Wednesday, December 1, 2010

I Just Don't Get It

I'm a simple person, with a simple outlook on life. Take what God gave you, do the best you can with it, and move on.

Evidently other people have a different perspective, as evidenced by the following.
Dr. Michael Salzhauer, a renowned plastic surgeon, wrote My Beautiful Mommy to help patients explain their transformation to their children. The story guides children through Mommy's surgery and healing process in a friendly, nonthreatening way.
Through vivid illustrations and straightforward dialogue, My Beautiful Mommy explains a parent's physical transformation in a breezy, child-friendly manner. You and your child will follow along as Mommy goes through her plastic surgery experience and learn how the entire family pitches in to help Mommy achieve her beautiful results.
As any parent will tell you - children are very perceptive. It is nearly impossible to hide a plastic surgery transformation from your children. In my years of experience, trying to do so adds additional and unnecessary stress for both parent and child. Throughout the process young children can become confused.
During the initial consultation they may ask themselves questions such as Why is Mommy going to the doctor? Is Mommy sick? If these questions are not addressed, the child will often imagine fantastical scenarios to fill in the gaps of information they are lacking. This phenomenon becomes more pronounced after the surgery.
This book is designed to explain to your child what to expect - from the initial consultation to the final result. It is recommended that you read this with your child (and spouse) at least three times during the plastic surgery process: once prior to the initial consultation (if they will be coming along), once more prior to the surgery, and then again during the post-operative healing phase. Encourage your child to ask questions as you read. Answer them in an honest and straightforward manner in language they will understand.
If you follow this advice, you will be able to calm your children's fears, address their concerns, and help your family to sail easily through the plastic surgery experience.
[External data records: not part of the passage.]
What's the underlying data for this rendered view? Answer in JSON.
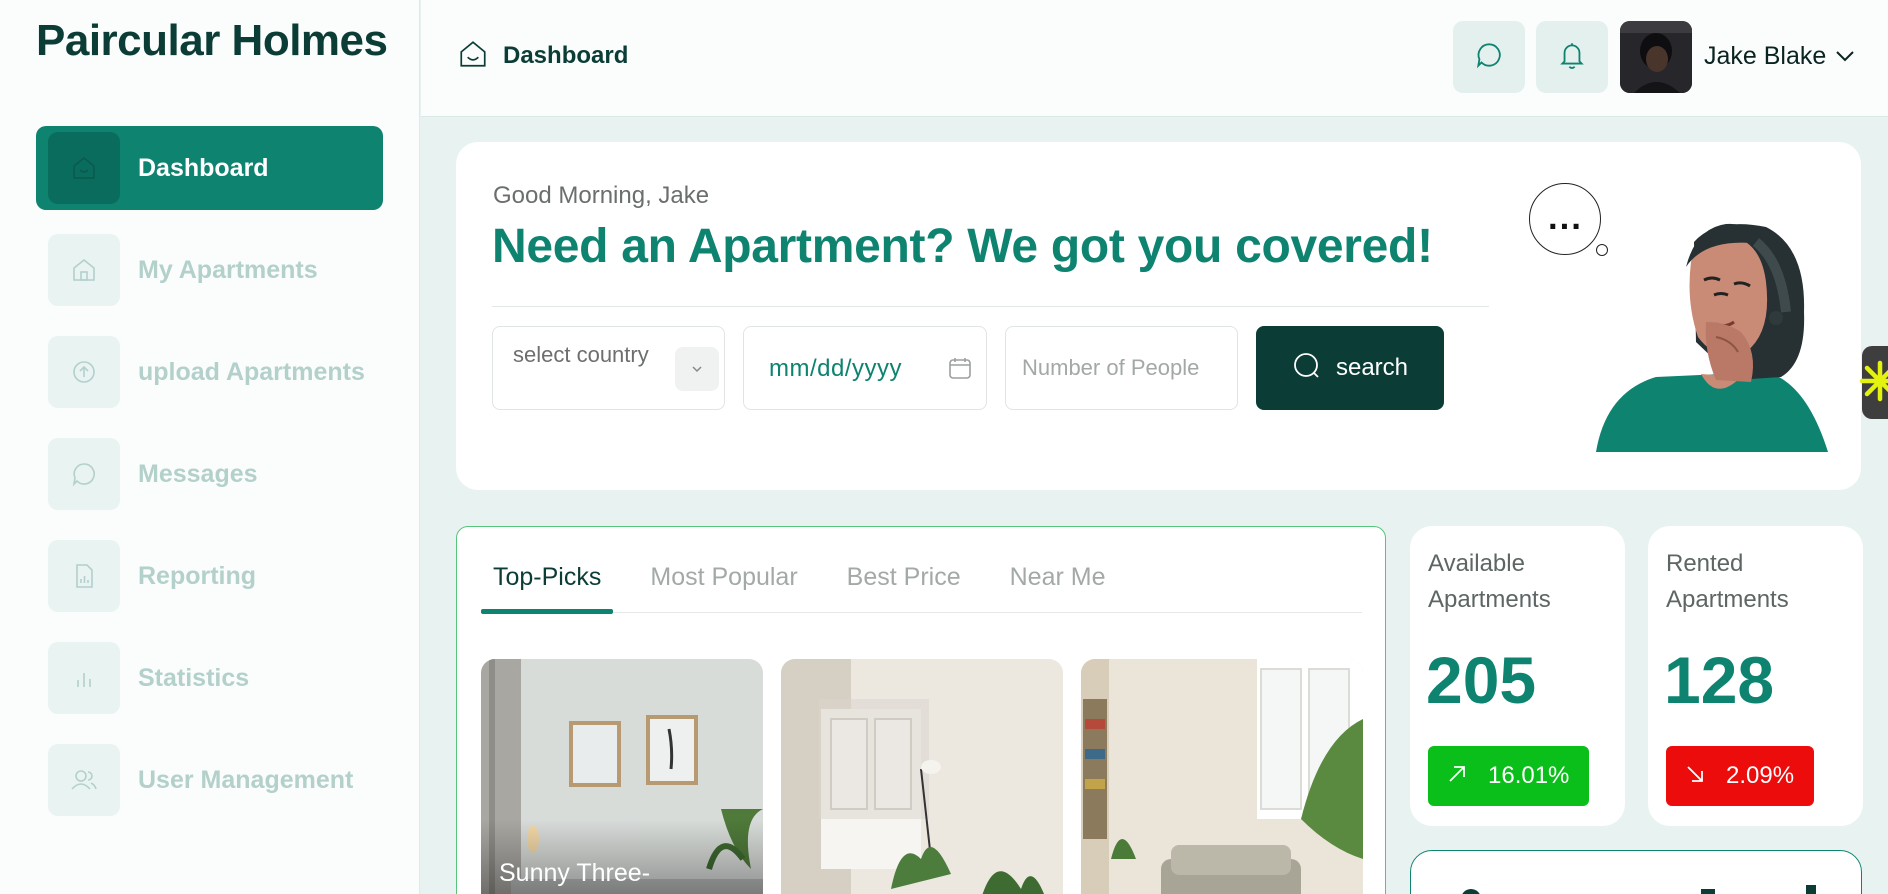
{
  "brand": {
    "name": "Paircular Holmes"
  },
  "sidebar": {
    "items": [
      {
        "label": "Dashboard",
        "icon": "home-icon",
        "active": true
      },
      {
        "label": "My Apartments",
        "icon": "house-icon",
        "active": false
      },
      {
        "label": "upload Apartments",
        "icon": "upload-icon",
        "active": false
      },
      {
        "label": "Messages",
        "icon": "chat-icon",
        "active": false
      },
      {
        "label": "Reporting",
        "icon": "report-icon",
        "active": false
      },
      {
        "label": "Statistics",
        "icon": "bar-chart-icon",
        "active": false
      },
      {
        "label": "User Management",
        "icon": "users-icon",
        "active": false
      }
    ]
  },
  "header": {
    "breadcrumb": "Dashboard",
    "icons": [
      "chat-icon",
      "bell-icon"
    ],
    "user": {
      "name": "Jake Blake"
    }
  },
  "hero": {
    "greeting": "Good Morning, Jake",
    "headline": "Need an Apartment? We got you covered!",
    "country_placeholder": "select country",
    "date_placeholder": "mm/dd/yyyy",
    "people_placeholder": "Number of People",
    "search_label": "search",
    "thought_bubble": "..."
  },
  "tabs": [
    "Top-Picks",
    "Most Popular",
    "Best Price",
    "Near Me"
  ],
  "listings": [
    {
      "title": "Sunny Three-"
    },
    {
      "title": ""
    },
    {
      "title": ""
    }
  ],
  "stats": [
    {
      "label": "Available Apartments",
      "value": "205",
      "change": "16.01%",
      "trend": "up",
      "color": "#0bbf1a"
    },
    {
      "label": "Rented Apartments",
      "value": "128",
      "change": "2.09%",
      "trend": "down",
      "color": "#ec0c0c"
    }
  ],
  "colors": {
    "brand": "#0d8370",
    "dark": "#0b3d36",
    "background": "#e8f2f0"
  }
}
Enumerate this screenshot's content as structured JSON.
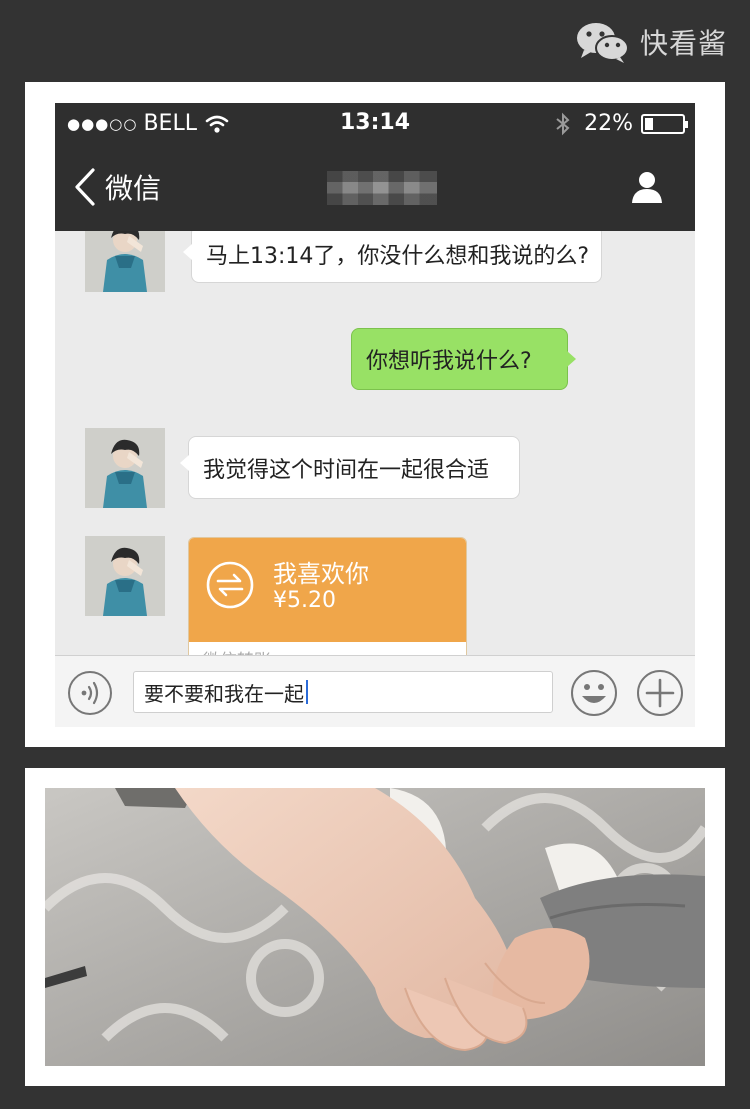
{
  "watermark": {
    "icon": "wechat-logo-icon",
    "text": "快看酱"
  },
  "status_bar": {
    "signal": "●●●○○",
    "carrier": "BELL",
    "wifi_icon": "wifi-icon",
    "time": "13:14",
    "bluetooth_icon": "bluetooth-icon",
    "battery_percent": "22%",
    "battery_level": 0.22
  },
  "nav": {
    "back_label": "微信",
    "back_icon": "chevron-left-icon",
    "contact_name": "",
    "profile_icon": "person-icon"
  },
  "messages": [
    {
      "side": "left",
      "text": "马上13:14了，你没什么想和我说的么?"
    },
    {
      "side": "right",
      "text": "你想听我说什么?"
    },
    {
      "side": "left",
      "text": "我觉得这个时间在一起很合适"
    }
  ],
  "transfer": {
    "icon": "transfer-arrows-icon",
    "note": "我喜欢你",
    "amount": "¥5.20",
    "footer": "微信转账"
  },
  "input": {
    "value": "要不要和我在一起",
    "voice_icon": "voice-icon",
    "emoji_icon": "smiley-icon",
    "plus_icon": "plus-icon"
  },
  "colors": {
    "outer_bg": "#333333",
    "bar_bg": "#2f2f2f",
    "sent_bubble": "#98e165",
    "transfer_orange": "#f0a64a"
  }
}
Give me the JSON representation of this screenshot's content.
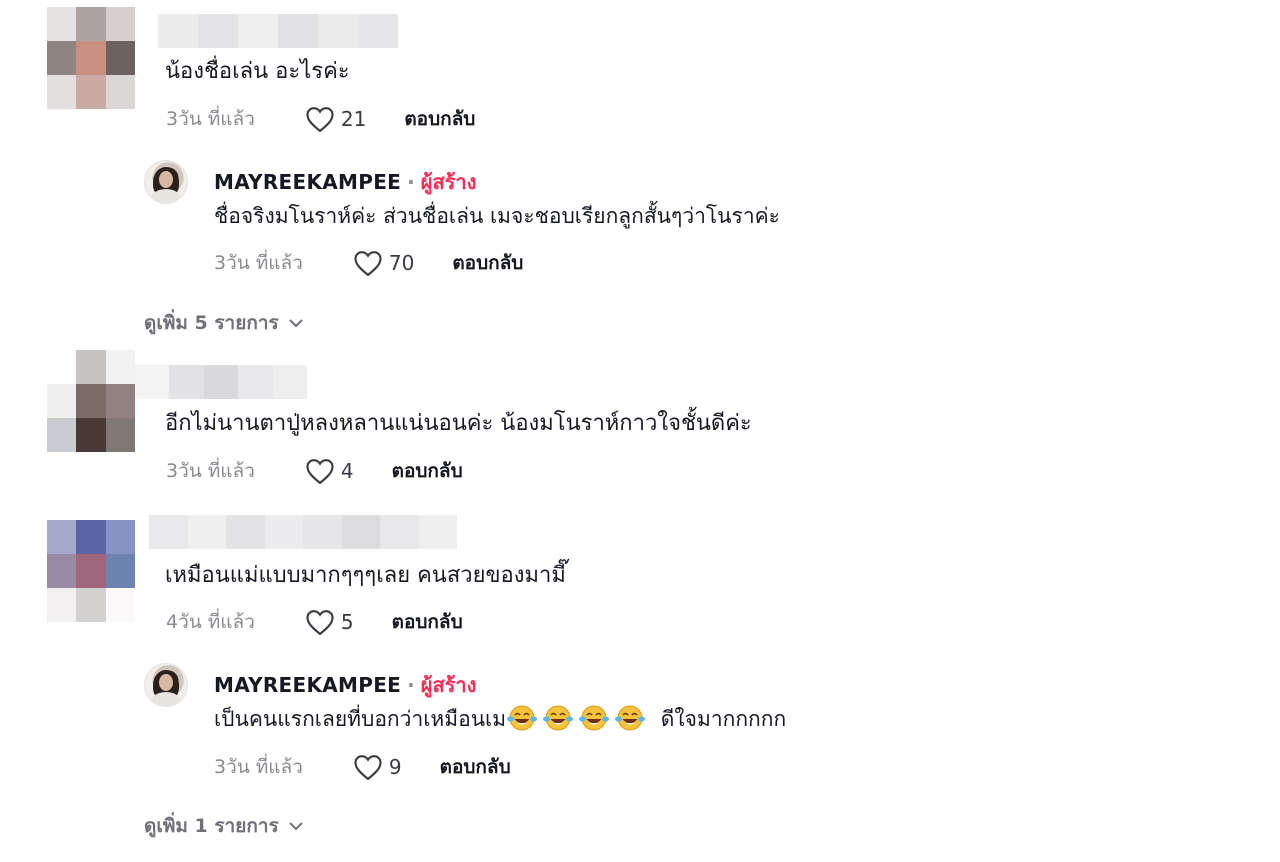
{
  "labels": {
    "reply": "ตอบกลับ",
    "creator": "ผู้สร้าง"
  },
  "comments": [
    {
      "text": "น้องชื่อเล่น อะไรค่ะ",
      "time": "3วัน ที่แล้ว",
      "likes": "21",
      "replies": [
        {
          "author": "MAYREEKAMPEE",
          "text": "ชื่อจริงมโนราห์ค่ะ ส่วนชื่อเล่น เมจะชอบเรียกลูกสั้นๆว่าโนราค่ะ",
          "time": "3วัน ที่แล้ว",
          "likes": "70"
        }
      ],
      "more_label": "ดูเพิ่ม 5 รายการ"
    },
    {
      "text": "อีกไม่นานตาปู่หลงหลานแน่นอนค่ะ น้องมโนราห์กาวใจชั้นดีค่ะ",
      "time": "3วัน ที่แล้ว",
      "likes": "4"
    },
    {
      "text": "เหมือนแม่แบบมากๆๆๆเลย คนสวยของมามี๊",
      "time": "4วัน ที่แล้ว",
      "likes": "5",
      "replies": [
        {
          "author": "MAYREEKAMPEE",
          "text_before": "เป็นคนแรกเลยที่บอกว่าเหมือนเม",
          "text_after": "ดีใจมากกกกก",
          "emoji": "face-with-tears-of-joy-icon",
          "emoji_count": 4,
          "time": "3วัน ที่แล้ว",
          "likes": "9"
        }
      ],
      "more_label": "ดูเพิ่ม 1 รายการ"
    }
  ],
  "colors": {
    "creator": "#fe2c55",
    "muted": "#8a8b91",
    "text": "#161823"
  }
}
And not to leave Dad out, we have Where Did Daddy's Hair Go?
The day Jeremiah hears his father called Baldy is the day he realizes that the man has no hair. This sets him on a mission to find the lost locks. His search raises question after question: Does it hurt to lose hair? Was his father sad to lose it? Will Jeremiah lose his hair someday? And what does it matter how we look on the outside, compared to who we are on the inside?
Young Jeremiah never noticed it before, but now he can’t seem to think of anything else: his daddy is missing a lot of hair! In fact, Daddy even says that he has “lost” his hair. But whatever’s lost can be found again, right? Jeremiah’s search leads him all over the house and yard. Not a sign of the missing hair. Luckily, Dad isn’t too upset about it. So maybe it’s not such a big deal to misplace a full head of hair after all?
In coming to terms with his father’s baldness, Jeremiah also ends up embracing diversity.
WTF?!? Going bald = embracing diversity? Speaking as a follicularly-challenged individual, I find this highly offensive. And Mommys who think they have either too much or not enough flesh (or that it is distributed improperly) are not only encouraged to artificially move it around, but to share that experience with their kids? At what point does the desire to feel positively about oneself become an illness?

Like I said, I'm a simple person. A few Shiners are all I need to make me feel better about myself...

1 comment:

Harper said...

My second grader has a classmate who believes all of her mom's plastic surgery is to fix damage from when a horse kicked her. I always wonder what she will think when she is old enough to figure out that a kick in the shin doesn't require rhinoplasty and breast augmentation.

The women I know who have had plastic surgery would never consider being honest about it. This is the sort of book that someone (mother-in-law or ex) will buy to out mommy's secret.